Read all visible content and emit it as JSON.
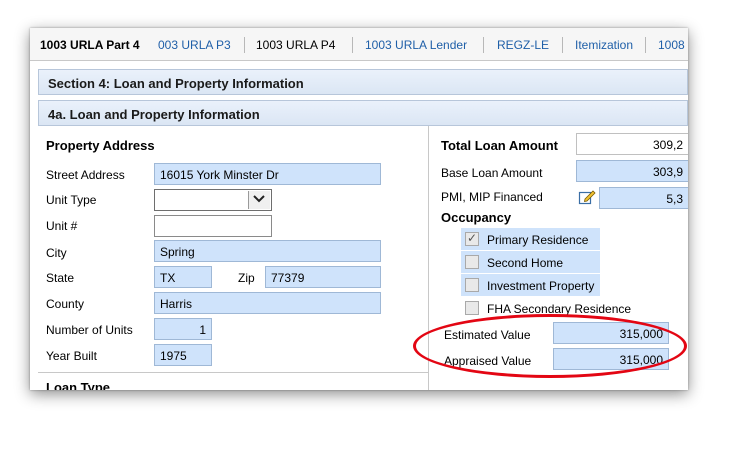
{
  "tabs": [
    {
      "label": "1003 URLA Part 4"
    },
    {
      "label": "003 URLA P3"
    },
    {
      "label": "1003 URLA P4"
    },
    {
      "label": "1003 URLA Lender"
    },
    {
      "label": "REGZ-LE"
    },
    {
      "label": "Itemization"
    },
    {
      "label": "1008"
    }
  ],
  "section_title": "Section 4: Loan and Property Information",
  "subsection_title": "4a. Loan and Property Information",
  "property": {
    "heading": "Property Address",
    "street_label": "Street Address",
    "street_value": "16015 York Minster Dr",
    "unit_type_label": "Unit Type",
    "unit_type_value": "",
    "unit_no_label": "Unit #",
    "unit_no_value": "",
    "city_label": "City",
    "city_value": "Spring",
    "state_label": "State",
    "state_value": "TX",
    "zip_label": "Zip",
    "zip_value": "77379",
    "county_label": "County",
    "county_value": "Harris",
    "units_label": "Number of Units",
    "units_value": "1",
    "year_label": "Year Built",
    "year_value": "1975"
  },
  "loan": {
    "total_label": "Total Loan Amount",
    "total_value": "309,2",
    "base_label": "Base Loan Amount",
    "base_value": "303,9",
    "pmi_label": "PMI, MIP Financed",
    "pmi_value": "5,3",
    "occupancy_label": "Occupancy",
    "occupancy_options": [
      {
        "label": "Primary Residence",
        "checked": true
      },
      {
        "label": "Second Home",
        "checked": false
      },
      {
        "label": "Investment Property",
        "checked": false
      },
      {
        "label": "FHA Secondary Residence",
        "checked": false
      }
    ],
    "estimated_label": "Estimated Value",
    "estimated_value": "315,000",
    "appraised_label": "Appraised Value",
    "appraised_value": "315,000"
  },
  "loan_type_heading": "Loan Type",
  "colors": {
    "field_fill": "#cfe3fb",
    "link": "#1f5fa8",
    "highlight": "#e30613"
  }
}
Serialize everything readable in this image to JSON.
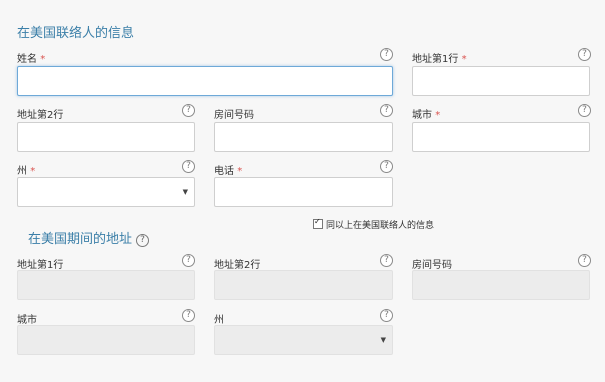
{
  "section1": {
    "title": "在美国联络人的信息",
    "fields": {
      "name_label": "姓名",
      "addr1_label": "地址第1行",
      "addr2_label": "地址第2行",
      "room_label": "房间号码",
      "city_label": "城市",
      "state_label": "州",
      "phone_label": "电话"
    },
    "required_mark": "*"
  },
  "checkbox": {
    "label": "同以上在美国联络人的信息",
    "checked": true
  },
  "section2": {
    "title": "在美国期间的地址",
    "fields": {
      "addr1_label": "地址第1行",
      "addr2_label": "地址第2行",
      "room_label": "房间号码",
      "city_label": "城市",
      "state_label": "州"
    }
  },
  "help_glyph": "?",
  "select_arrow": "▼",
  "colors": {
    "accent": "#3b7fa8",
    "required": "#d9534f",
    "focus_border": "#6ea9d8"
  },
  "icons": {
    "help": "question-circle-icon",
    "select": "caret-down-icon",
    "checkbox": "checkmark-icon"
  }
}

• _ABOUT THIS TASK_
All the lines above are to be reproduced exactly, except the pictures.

• _SOLUTION_
Read all visible content and emit it as JSON.
{
  "tabs": [
    {
      "label": "1003 URLA Part 4"
    },
    {
      "label": "003 URLA P3"
    },
    {
      "label": "1003 URLA P4"
    },
    {
      "label": "1003 URLA Lender"
    },
    {
      "label": "REGZ-LE"
    },
    {
      "label": "Itemization"
    },
    {
      "label": "1008"
    }
  ],
  "section_title": "Section 4: Loan and Property Information",
  "subsection_title": "4a. Loan and Property Information",
  "property": {
    "heading": "Property Address",
    "street_label": "Street Address",
    "street_value": "16015 York Minster Dr",
    "unit_type_label": "Unit Type",
    "unit_type_value": "",
    "unit_no_label": "Unit #",
    "unit_no_value": "",
    "city_label": "City",
    "city_value": "Spring",
    "state_label": "State",
    "state_value": "TX",
    "zip_label": "Zip",
    "zip_value": "77379",
    "county_label": "County",
    "county_value": "Harris",
    "units_label": "Number of Units",
    "units_value": "1",
    "year_label": "Year Built",
    "year_value": "1975"
  },
  "loan": {
    "total_label": "Total Loan Amount",
    "total_value": "309,2",
    "base_label": "Base Loan Amount",
    "base_value": "303,9",
    "pmi_label": "PMI, MIP Financed",
    "pmi_value": "5,3",
    "occupancy_label": "Occupancy",
    "occupancy_options": [
      {
        "label": "Primary Residence",
        "checked": true
      },
      {
        "label": "Second Home",
        "checked": false
      },
      {
        "label": "Investment Property",
        "checked": false
      },
      {
        "label": "FHA Secondary Residence",
        "checked": false
      }
    ],
    "estimated_label": "Estimated Value",
    "estimated_value": "315,000",
    "appraised_label": "Appraised Value",
    "appraised_value": "315,000"
  },
  "loan_type_heading": "Loan Type",
  "colors": {
    "field_fill": "#cfe3fb",
    "link": "#1f5fa8",
    "highlight": "#e30613"
  }
}
Serialize everything readable in this image to JSON.
{
  "section1": {
    "title": "在美国联络人的信息",
    "fields": {
      "name_label": "姓名",
      "addr1_label": "地址第1行",
      "addr2_label": "地址第2行",
      "room_label": "房间号码",
      "city_label": "城市",
      "state_label": "州",
      "phone_label": "电话"
    },
    "required_mark": "*"
  },
  "checkbox": {
    "label": "同以上在美国联络人的信息",
    "checked": true
  },
  "section2": {
    "title": "在美国期间的地址",
    "fields": {
      "addr1_label": "地址第1行",
      "addr2_label": "地址第2行",
      "room_label": "房间号码",
      "city_label": "城市",
      "state_label": "州"
    }
  },
  "help_glyph": "?",
  "select_arrow": "▼",
  "colors": {
    "accent": "#3b7fa8",
    "required": "#d9534f",
    "focus_border": "#6ea9d8"
  },
  "icons": {
    "help": "question-circle-icon",
    "select": "caret-down-icon",
    "checkbox": "checkmark-icon"
  }
}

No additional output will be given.